Generic production

Source: Film and TV Charity

Working class representation within the UK’s film, TV and radio industries is at its lowest level for over a decade, according to research revealed by Channel 4 News.  

The Creative Industries Policy and Evidence Centre research shows that just over 8% of creatives in these industries in England, Wales and Northern Ireland come from working class backgrounds. 

More widely, 60% of arts, culture and heritage workers grew up in a household where the main income earner was in a ‘managerial or professional’ role, compared to the equivalent figure for the whole workforce of 43%. 

The research comes despite myriad diversity policies and initiatives from both broadcasters and production companies designed to help people from lower socioeconomic backgrounds enter the industry.  
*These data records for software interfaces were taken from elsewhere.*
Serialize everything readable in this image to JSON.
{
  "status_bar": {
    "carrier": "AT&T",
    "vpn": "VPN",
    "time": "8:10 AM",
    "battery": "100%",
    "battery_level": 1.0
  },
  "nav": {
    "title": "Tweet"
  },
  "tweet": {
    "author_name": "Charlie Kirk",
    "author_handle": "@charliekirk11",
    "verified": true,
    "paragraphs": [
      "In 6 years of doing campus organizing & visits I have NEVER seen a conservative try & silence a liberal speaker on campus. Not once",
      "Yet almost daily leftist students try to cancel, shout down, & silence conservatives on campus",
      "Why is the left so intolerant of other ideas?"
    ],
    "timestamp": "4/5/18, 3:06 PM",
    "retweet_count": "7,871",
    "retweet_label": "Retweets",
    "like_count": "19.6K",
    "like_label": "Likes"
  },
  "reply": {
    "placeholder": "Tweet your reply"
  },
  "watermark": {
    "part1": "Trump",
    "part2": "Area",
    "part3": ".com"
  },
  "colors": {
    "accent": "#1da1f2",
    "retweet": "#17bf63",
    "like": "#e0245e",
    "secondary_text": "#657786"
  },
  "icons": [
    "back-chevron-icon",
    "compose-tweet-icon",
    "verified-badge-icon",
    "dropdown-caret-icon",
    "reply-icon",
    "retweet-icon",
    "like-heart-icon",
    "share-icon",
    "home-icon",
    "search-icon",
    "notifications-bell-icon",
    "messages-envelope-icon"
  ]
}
The Creative Industries Policy and Evidence Centre research also revealed an extreme lack of ethnic diversity, with the report stating that 90% of those working in the arts are white. According to the Government’s last consensus data in 2021, 82% of people in England and Wales are white. In London, this dips to 53.8%. 

Further, 70% of those in managerial jobs in the creative industries are men, with just 1% of those managers identifying as Black.  

Head of policy at Creative PEC Bernard Hay said that the research shows “the likelihood of someone participating or working in arts, culture and heritage still varies significantly depending on a range of factors.”  

“Viewed together and in the context of funding challenges for UK arts, culture and heritage, as well as a cost-of-living crisis, this report shows that we still have a long way to go to address social inequalities in many parts of the sector.”  

He also called on the government for “ambitious policymaking” to help shift the dial.  

Doc filmmaker Sam Oddie, who was interviewed by Channel 4 news as part of its coverage, said: “People from working class backgrounds often don’t have that belief that they can go for what they want to in their career” and that he struggles to “do what he loves full time.”  

Also speaking in the Channel News report, actor Samira Ahmed spoke about her experience at drama school, describing it as “traumatic” and added “everyone there was predominantly white, middle class or posh.”  

In response, a government spokesperson told Channel 4 News that it is “committed to growing a creative sector with growing opportunities for all, creating new pathways for the industry through training and education.”